Top of Data

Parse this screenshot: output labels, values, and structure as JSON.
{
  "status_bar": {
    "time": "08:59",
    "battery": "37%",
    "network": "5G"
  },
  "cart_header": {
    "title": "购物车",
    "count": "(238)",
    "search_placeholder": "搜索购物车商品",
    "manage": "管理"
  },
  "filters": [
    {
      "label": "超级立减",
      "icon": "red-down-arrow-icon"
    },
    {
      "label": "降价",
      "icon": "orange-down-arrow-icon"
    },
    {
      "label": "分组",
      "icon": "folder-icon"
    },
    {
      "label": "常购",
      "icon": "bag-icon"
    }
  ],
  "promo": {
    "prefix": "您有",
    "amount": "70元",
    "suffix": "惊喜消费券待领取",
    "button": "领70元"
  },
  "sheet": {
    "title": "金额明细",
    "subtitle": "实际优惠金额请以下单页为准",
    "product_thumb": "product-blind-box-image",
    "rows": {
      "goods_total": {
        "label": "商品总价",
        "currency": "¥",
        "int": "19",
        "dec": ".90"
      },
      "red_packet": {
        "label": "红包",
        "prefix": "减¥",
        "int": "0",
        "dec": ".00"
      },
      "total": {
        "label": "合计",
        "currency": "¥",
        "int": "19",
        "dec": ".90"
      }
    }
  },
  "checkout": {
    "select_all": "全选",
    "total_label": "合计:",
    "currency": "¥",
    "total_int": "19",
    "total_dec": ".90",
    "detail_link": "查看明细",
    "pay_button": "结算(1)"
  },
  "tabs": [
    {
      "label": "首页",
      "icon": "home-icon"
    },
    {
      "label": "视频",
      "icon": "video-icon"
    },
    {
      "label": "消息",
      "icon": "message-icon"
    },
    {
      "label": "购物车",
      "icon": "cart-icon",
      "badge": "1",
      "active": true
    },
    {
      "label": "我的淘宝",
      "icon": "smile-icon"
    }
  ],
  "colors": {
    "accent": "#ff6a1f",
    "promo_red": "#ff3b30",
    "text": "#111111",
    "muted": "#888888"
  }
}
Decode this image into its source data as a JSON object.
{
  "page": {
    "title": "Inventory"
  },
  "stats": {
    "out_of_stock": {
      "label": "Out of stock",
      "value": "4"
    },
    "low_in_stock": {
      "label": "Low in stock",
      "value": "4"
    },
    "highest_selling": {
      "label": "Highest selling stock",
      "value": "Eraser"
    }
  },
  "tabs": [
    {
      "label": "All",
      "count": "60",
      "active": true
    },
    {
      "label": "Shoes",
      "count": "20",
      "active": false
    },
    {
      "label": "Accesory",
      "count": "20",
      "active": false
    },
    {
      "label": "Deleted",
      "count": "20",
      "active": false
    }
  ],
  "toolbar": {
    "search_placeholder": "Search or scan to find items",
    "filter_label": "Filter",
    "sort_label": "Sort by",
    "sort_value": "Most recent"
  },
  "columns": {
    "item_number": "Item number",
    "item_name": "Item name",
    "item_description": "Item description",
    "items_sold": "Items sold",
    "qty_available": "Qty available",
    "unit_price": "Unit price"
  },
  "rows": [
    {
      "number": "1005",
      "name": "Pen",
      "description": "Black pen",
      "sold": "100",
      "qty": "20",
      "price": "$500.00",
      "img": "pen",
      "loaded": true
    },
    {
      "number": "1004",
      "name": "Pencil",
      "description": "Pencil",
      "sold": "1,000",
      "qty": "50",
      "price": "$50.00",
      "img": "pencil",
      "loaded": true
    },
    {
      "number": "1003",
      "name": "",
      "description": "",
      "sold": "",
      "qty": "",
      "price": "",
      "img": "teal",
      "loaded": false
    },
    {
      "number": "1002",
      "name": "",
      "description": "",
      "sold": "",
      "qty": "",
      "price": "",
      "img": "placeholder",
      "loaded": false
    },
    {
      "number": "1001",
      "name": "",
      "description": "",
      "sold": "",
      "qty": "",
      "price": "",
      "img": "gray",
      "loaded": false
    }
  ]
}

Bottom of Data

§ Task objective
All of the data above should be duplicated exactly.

§ Solution
Parse this screenshot: output labels, values, and structure as JSON.
{
  "status_bar": {
    "time": "08:59",
    "battery": "37%",
    "network": "5G"
  },
  "cart_header": {
    "title": "购物车",
    "count": "(238)",
    "search_placeholder": "搜索购物车商品",
    "manage": "管理"
  },
  "filters": [
    {
      "label": "超级立减",
      "icon": "red-down-arrow-icon"
    },
    {
      "label": "降价",
      "icon": "orange-down-arrow-icon"
    },
    {
      "label": "分组",
      "icon": "folder-icon"
    },
    {
      "label": "常购",
      "icon": "bag-icon"
    }
  ],
  "promo": {
    "prefix": "您有",
    "amount": "70元",
    "suffix": "惊喜消费券待领取",
    "button": "领70元"
  },
  "sheet": {
    "title": "金额明细",
    "subtitle": "实际优惠金额请以下单页为准",
    "product_thumb": "product-blind-box-image",
    "rows": {
      "goods_total": {
        "label": "商品总价",
        "currency": "¥",
        "int": "19",
        "dec": ".90"
      },
      "red_packet": {
        "label": "红包",
        "prefix": "减¥",
        "int": "0",
        "dec": ".00"
      },
      "total": {
        "label": "合计",
        "currency": "¥",
        "int": "19",
        "dec": ".90"
      }
    }
  },
  "checkout": {
    "select_all": "全选",
    "total_label": "合计:",
    "currency": "¥",
    "total_int": "19",
    "total_dec": ".90",
    "detail_link": "查看明细",
    "pay_button": "结算(1)"
  },
  "tabs": [
    {
      "label": "首页",
      "icon": "home-icon"
    },
    {
      "label": "视频",
      "icon": "video-icon"
    },
    {
      "label": "消息",
      "icon": "message-icon"
    },
    {
      "label": "购物车",
      "icon": "cart-icon",
      "badge": "1",
      "active": true
    },
    {
      "label": "我的淘宝",
      "icon": "smile-icon"
    }
  ],
  "colors": {
    "accent": "#ff6a1f",
    "promo_red": "#ff3b30",
    "text": "#111111",
    "muted": "#888888"
  }
}
Decode this image into its source data as a JSON object.
{
  "page": {
    "title": "Inventory"
  },
  "stats": {
    "out_of_stock": {
      "label": "Out of stock",
      "value": "4"
    },
    "low_in_stock": {
      "label": "Low in stock",
      "value": "4"
    },
    "highest_selling": {
      "label": "Highest selling stock",
      "value": "Eraser"
    }
  },
  "tabs": [
    {
      "label": "All",
      "count": "60",
      "active": true
    },
    {
      "label": "Shoes",
      "count": "20",
      "active": false
    },
    {
      "label": "Accesory",
      "count": "20",
      "active": false
    },
    {
      "label": "Deleted",
      "count": "20",
      "active": false
    }
  ],
  "toolbar": {
    "search_placeholder": "Search or scan to find items",
    "filter_label": "Filter",
    "sort_label": "Sort by",
    "sort_value": "Most recent"
  },
  "columns": {
    "item_number": "Item number",
    "item_name": "Item name",
    "item_description": "Item description",
    "items_sold": "Items sold",
    "qty_available": "Qty available",
    "unit_price": "Unit price"
  },
  "rows": [
    {
      "number": "1005",
      "name": "Pen",
      "description": "Black pen",
      "sold": "100",
      "qty": "20",
      "price": "$500.00",
      "img": "pen",
      "loaded": true
    },
    {
      "number": "1004",
      "name": "Pencil",
      "description": "Pencil",
      "sold": "1,000",
      "qty": "50",
      "price": "$50.00",
      "img": "pencil",
      "loaded": true
    },
    {
      "number": "1003",
      "name": "",
      "description": "",
      "sold": "",
      "qty": "",
      "price": "",
      "img": "teal",
      "loaded": false
    },
    {
      "number": "1002",
      "name": "",
      "description": "",
      "sold": "",
      "qty": "",
      "price": "",
      "img": "placeholder",
      "loaded": false
    },
    {
      "number": "1001",
      "name": "",
      "description": "",
      "sold": "",
      "qty": "",
      "price": "",
      "img": "gray",
      "loaded": false
    }
  ]
}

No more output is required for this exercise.